Beleaguered BlackBerry maker Research In Motion’s bad week is not getting much better.
As the company entered its third day of service outage in Europe, the Middle East, Africa, India, Brazil, Chile and Argentina, Stephen Bates, the head of the company’s UK operation, covering some seven million BlackBerry users, ducked out of a key RIM (NSDQ: RIMM) event in London while the company continues to try to get to the bottom of the problem that has left millions of users without messaging and internet browsing services. Now, users in the U.S. and Canada might find themselves impacted, too.
RIM’s most recent public statement on the outage, made last night, noted that “a large backlog of data was generated and we are now working to clear that backlog and restore normal service as quickly as possible.”

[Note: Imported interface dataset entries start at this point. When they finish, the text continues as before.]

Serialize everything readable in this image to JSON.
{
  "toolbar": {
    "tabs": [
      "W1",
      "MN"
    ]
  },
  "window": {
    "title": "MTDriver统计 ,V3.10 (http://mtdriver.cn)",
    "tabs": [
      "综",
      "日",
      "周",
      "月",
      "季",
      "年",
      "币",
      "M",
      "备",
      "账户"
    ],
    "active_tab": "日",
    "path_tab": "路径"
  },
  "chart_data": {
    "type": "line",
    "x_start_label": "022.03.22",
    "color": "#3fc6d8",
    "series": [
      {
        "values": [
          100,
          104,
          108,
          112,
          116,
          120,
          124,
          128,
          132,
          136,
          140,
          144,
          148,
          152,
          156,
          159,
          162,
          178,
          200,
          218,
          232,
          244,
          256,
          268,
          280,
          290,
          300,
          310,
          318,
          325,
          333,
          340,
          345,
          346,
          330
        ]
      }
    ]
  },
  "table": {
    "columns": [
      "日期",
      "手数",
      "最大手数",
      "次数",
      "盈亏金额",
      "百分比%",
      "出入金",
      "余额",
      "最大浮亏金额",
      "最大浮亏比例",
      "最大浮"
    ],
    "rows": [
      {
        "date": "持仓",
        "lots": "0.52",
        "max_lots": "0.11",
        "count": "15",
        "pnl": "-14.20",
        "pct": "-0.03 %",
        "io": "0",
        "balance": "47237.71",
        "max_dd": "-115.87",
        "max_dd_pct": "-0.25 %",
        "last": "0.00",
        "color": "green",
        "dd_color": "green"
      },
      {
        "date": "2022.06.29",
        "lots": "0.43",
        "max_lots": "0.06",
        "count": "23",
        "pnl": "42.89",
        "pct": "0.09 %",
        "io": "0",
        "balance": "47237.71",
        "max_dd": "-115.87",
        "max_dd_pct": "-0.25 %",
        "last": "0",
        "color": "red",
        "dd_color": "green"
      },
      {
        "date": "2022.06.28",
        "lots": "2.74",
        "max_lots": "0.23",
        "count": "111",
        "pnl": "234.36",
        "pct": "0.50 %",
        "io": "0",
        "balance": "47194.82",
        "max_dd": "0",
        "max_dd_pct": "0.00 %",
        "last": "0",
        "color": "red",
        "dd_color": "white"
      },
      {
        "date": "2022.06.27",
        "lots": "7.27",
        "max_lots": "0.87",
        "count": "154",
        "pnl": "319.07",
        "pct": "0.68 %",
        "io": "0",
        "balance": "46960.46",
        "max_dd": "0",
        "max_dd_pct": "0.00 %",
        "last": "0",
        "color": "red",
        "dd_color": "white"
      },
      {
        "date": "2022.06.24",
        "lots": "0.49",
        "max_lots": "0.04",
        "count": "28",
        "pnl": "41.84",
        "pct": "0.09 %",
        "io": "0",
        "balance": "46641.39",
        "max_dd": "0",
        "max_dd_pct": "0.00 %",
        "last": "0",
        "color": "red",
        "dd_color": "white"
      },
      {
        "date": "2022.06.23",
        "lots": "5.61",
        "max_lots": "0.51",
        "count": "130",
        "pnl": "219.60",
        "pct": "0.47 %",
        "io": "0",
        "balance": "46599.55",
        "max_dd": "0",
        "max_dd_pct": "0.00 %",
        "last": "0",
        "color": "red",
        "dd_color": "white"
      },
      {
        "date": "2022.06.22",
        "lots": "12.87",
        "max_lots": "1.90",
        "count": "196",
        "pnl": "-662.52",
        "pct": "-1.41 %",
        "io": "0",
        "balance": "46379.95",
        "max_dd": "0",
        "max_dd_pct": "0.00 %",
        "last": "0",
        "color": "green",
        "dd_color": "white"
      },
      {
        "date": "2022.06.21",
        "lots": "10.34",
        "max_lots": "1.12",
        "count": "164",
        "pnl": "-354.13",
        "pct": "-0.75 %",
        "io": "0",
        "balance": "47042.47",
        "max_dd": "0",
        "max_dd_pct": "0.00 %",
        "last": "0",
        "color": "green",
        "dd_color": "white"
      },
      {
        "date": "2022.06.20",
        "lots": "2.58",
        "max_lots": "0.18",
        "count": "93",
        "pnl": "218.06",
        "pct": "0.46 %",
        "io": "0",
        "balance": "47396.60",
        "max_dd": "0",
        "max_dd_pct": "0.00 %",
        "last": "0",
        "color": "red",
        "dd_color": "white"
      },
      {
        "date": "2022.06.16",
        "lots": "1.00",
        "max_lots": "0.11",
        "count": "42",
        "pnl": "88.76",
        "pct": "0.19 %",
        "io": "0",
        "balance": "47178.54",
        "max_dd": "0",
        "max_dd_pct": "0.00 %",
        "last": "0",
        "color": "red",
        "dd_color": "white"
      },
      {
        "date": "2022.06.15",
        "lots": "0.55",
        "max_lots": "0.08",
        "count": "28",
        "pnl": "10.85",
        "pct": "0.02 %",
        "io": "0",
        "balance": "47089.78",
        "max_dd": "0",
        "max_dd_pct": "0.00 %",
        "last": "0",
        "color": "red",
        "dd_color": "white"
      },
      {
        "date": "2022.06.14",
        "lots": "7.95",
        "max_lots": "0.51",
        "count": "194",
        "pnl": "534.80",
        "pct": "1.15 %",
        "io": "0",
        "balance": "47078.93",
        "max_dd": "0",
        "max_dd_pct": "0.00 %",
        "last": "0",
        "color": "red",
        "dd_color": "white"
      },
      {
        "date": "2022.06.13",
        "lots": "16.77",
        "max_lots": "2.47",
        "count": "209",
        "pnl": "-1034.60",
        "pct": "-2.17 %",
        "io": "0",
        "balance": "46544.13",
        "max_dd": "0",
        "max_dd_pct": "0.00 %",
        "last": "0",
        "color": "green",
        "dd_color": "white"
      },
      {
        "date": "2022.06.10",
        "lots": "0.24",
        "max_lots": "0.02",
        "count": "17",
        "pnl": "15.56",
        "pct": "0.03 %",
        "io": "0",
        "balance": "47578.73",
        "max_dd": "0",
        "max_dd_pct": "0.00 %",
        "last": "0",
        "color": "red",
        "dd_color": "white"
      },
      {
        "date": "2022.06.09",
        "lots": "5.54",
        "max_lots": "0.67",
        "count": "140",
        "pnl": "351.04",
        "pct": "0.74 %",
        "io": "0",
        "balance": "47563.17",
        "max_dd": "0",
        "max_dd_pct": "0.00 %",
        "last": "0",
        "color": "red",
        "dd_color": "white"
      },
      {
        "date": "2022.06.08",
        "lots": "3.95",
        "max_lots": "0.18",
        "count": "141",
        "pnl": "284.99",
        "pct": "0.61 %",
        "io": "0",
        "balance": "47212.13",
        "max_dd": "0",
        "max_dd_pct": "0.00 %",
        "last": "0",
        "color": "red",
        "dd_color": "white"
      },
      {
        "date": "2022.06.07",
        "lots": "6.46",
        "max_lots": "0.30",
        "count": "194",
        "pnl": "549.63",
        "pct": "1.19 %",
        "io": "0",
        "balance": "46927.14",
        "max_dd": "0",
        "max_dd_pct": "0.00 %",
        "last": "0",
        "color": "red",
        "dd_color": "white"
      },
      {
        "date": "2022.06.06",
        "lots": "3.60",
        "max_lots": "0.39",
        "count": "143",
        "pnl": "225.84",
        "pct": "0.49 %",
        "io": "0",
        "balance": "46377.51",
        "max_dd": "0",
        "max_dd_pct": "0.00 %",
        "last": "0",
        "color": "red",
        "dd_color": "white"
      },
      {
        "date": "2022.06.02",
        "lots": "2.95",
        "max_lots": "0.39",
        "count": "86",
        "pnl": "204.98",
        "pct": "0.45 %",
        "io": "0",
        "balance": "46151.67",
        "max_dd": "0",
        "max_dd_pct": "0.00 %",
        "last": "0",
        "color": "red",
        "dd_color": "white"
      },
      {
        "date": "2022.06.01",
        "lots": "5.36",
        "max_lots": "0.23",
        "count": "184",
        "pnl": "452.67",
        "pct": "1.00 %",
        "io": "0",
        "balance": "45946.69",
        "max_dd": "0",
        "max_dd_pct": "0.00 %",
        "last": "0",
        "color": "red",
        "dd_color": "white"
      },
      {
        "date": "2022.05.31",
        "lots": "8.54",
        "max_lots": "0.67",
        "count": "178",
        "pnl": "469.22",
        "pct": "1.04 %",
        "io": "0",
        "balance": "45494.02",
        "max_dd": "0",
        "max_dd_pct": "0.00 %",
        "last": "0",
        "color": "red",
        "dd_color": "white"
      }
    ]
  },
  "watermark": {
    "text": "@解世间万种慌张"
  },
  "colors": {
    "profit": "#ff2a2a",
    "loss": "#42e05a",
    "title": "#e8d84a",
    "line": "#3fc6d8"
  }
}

But in an interview this morning in London, Rory O’Neill, VP of software and services in EMEA, told paidContent that, in fact, the company is still trying to figure out what it is that has caused the fallover in its system.
Update: there are now reports emerging that the problems are now also affecting users in the U.S. and Canada. O’Neill would not explain how and if RIM’s services are running on the same infrastructure or whether it is regionally separated, but this latest development implies that the problem is affecting more of the company’s infrastructure that previously known or admitted.
O’Neill had to step in at the last minute at an annual company event, the BlackBerry Innovation Forum, to take over the keynote presentation in place of Bates, who is the MD of RIM in the UK. After making an apology to the audience, Bates left the event to fight fires elsewhere. “Stephen has gone back to talk to other channels, customers and partners to make sure they stay one hundred percent informed,” said. O’Neill.
O’Neill provided paidContent with a bit more detail on what is going wrong — or at least where RIM is standing at the moment.
He said that RIM’s software and engineering teams are working “24 by seven” right now still trying to figure out just what has gone wrong and get services restored. “The fundamental cause as far as we know is the issue with the core switch and a failing in the component architecture,” he said. “It has to do with how our networks speak to each other, and we are trying to fix that while preserving all messages.”
Overnight, he said, the system was actually performing “fairly well,” but then the components didn’t behave as expected.
It’s not clear if RIM itself shut down the system this time around to work on this issue, or if the system is simply not working any more. From O’Neill’s description, it sounded, in fact, like RIM could be forcing the shut down right now itself: “‘[Engineers] would be monitoring traffic loads and performance of the service. If they notice any component is failing, they will try to remedy or isolate it. When we see the service levels performing normally, we will put services back on as we see fit.”
He noted that currently, the problem is not a blanket one: in other words, some may still have email and/or BBM messaging functionality, while others might still be able to browse the Internet.
The way that the BlackBerry system works is that all data services except for text messaging are routed through RIM’s servers, regardless of whether they are enterprise-class customers or consumers. “I’ve had to relearn how to text,” he noted to me wryly.
Will enterprise users get compensated in any way for the service collapse? “It’s way too early to say whether there will be compensation,” he noted. But surely there will be something because of the SLAs that RIM will have in place particularly with corporate customers.
When the system is up and running, RIM moves about 20 petabytes of data per month worldwide, pushing millions of messages to BlackBerry customers in real-time, he noted.